This is not the last time there will be a disruption to externally moderated measures of progress and attainment. While we’d hope nothing as serious as a pandemic would prevent these assessments from taking place, there are lots of reasons why relying on a single measure of student performance is risky. What if a student misses the test and their application to re-sit is rejected? What if the data received by secondary schools from students’ primary schools is unreliable and inflated?

It’s imperative that schools are as resilient as possible against outside factors that may affect their understanding of their students’ abilities and achievements in KS2 and beyond. Independent baseline assessments, like those that Cambridge CEM offer, enable schools to measure progress confidently and safely, and not just attainment alone, over the course of a student’s academic journey. These should be run in parallel with teacher observations, formative assessments throughout the year and summative assessments at the end of a period of learning.

It’s imperative that schools are as resilient as possible against outside factors that may affect their understanding of their students’ abilities in KS2 and beyond.

Whether it’s progress measures at KS2 or making sure you have a solid understanding of student ability when they join your secondary school, a school-led baseline assessment is a reliable way of having stability and ownership over your progress measures.

For primary schools that want to supplement their KS2 SATs data, Cambridge Primary Insight offers an objective, adaptive baseline assessment that provides insight into a student’s ability and cross-curricular knowledge, skills and understanding. It can be used alongside data from KS2 SATs to provide a holistic picture of student progress.

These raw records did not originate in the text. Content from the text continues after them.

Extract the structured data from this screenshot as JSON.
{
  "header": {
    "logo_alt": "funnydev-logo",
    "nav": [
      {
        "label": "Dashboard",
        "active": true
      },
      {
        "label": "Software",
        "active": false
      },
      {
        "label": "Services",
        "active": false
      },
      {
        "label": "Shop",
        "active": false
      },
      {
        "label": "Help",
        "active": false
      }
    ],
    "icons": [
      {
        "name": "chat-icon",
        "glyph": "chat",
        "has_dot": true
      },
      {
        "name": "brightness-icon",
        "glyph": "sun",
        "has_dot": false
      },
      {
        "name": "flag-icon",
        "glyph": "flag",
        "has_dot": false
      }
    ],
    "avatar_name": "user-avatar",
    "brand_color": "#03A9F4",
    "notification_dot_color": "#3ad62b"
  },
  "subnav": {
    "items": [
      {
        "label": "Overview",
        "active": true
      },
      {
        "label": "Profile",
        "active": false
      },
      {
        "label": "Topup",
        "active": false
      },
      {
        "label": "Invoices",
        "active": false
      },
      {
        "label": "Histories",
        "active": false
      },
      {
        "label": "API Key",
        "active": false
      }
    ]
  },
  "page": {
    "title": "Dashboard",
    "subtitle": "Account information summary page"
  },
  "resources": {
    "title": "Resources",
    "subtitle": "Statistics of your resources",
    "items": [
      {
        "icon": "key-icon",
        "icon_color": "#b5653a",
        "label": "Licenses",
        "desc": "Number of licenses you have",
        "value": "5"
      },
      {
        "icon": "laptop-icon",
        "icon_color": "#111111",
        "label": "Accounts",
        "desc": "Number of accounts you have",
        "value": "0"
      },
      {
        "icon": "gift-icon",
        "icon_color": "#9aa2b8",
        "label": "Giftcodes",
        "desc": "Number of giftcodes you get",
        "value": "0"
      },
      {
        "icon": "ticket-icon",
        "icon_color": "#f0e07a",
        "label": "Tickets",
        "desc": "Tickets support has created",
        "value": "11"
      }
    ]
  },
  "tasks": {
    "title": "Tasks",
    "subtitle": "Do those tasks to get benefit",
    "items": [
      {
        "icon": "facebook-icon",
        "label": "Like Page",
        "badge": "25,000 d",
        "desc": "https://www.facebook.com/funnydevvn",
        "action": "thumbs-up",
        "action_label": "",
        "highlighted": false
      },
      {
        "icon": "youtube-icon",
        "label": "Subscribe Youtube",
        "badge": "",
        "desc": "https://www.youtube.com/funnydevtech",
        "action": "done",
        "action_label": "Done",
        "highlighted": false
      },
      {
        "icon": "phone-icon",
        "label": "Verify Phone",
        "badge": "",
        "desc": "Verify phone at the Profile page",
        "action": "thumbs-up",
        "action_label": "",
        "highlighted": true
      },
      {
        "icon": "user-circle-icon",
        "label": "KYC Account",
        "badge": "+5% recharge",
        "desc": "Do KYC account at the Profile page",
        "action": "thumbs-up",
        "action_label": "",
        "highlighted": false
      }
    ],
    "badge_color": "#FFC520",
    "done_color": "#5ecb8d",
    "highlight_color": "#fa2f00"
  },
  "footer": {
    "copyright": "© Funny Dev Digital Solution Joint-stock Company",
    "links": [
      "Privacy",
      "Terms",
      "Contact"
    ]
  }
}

For secondary schools looking to take control of their Year 7 baseline assessment data, MidYIS, our lower secondary assessment for students aged 11-14, provides an opportunity to measure ability and academic potential at the start of a student’s secondary school journey. This means that by the time a student is taking their GCSEs, your school already has a solid understanding of that student’s ability and how they’ve progressed over the last three years, regardless of whether there’s any pre-existing progress data from their time at primary school.

There’s no true failsafe way to measure student progress over time, but the more ownership and diversity of assessment your school has, the more resilient it will be. The best way to ensure that your school has an effectiveness measure that is objective and independent is to own it.


Learn more about baseline assessments

Baseline Assessments